ROME — President Joe Biden urged Americans in a press briefing Tuesday to all get vaccinated, insisting Pope Francis has called receiving the shot a “moral obligation.”
“People are coming together across the different faiths to serve those most in need, with a special focus on vaccinating seniors from all races, backgrounds, and walks of life,” Biden said. “It’s an example of America at its finest.”
“And they’re all meeting what Pope Francis calls the ‘moral obligation,’” he continued. “Get vaccinated — something which can, he went on to say, can save your life and the lives of others.”
“We’re still in a life-and-death race against this virus,” the president said, before launching his imperative directly to the elderly. “It’s simple: Seniors, it’s time for you to get vaccinated now. Get vaccinated now.”

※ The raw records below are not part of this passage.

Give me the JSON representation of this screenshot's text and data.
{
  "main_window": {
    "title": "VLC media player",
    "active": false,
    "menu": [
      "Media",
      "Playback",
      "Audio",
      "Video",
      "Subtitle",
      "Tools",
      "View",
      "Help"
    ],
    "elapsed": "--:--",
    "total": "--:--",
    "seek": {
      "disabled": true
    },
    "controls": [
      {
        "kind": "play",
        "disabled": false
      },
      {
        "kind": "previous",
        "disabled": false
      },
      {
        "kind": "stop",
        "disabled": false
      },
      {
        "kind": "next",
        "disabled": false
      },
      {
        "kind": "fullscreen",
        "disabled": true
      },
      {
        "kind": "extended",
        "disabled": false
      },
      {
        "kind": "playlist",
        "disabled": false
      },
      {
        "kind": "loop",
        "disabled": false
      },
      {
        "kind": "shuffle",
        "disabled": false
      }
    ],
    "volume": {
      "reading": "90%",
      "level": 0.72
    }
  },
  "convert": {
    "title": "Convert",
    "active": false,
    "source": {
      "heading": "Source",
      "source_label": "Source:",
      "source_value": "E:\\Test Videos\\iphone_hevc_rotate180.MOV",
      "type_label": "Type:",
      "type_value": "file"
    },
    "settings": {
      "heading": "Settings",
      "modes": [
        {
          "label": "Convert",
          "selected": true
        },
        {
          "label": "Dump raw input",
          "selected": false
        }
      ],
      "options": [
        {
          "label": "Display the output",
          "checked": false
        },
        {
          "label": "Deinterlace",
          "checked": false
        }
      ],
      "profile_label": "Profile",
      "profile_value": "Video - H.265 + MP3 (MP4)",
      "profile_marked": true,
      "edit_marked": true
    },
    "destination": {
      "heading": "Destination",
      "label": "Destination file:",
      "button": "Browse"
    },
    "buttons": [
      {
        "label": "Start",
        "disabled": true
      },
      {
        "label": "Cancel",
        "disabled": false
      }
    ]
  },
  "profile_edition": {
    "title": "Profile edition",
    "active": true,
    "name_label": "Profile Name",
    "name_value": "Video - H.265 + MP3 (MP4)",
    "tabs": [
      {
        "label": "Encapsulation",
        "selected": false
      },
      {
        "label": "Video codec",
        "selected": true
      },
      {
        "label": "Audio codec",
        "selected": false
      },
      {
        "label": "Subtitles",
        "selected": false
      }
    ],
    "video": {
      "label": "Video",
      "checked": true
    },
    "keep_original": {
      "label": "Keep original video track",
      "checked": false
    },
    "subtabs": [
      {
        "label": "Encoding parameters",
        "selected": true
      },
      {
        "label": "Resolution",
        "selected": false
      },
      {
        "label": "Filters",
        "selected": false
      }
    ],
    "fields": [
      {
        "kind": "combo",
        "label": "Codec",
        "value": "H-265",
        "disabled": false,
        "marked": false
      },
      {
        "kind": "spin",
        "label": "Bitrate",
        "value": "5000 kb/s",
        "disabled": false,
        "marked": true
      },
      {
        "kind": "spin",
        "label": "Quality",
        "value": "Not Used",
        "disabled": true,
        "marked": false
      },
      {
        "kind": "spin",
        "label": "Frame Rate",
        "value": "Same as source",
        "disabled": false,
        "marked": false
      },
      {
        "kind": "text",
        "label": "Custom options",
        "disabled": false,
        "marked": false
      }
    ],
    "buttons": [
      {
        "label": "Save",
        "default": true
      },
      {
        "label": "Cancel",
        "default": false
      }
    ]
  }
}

While Pope Francis may have never used the expression “moral obligation” when speaking of vaccinations, he has clearly expressed his conviction that getting vaccinated against the virus is the right thing to do.
“I think ethically that everyone should take the vaccine,” the pope told Italian journalist Fabio Marchese Ragona in a television interview last January. “It should be done.”
“It is not an option — ‘I think so, I don’t think so’ — it’s an ethical choice, because you gamble with your health, you gamble with your life, and you gamble with other people’s lives,” the pontiff declared.
“I don’t know why some people say, ‘no, the vaccine is dangerous,’” Francis continued. “Doctors are proposing it as something that can be helpful and as something without special dangers, why wouldn’t you take it?”
“There’s a sort of suicidal denialism at play that I can’t explain,” he declared. “Today, you should get the vaccine.”
The Vatican’s doctrinal office (CDF), however, released a formal statement in December clarifying that getting vaccinated does not constitute a moral obligation and must be voluntary.
Practical reason “makes evident that vaccination is not, as a rule, a moral obligation and that, therefore, it must be voluntary,” the CDF declared.
The text adds that from the ethical point of view, “the morality of vaccination depends not only on the duty to protect one’s own health, but also on the duty to pursue the common good, which may “recommend vaccination, especially to protect the weakest and most exposed.”
The CDF note stated that it is morally imperative for the pharmaceutical industry, governments and international organizations to ensure that vaccines “are also accessible to the poorest countries in a manner that is not costly for them.”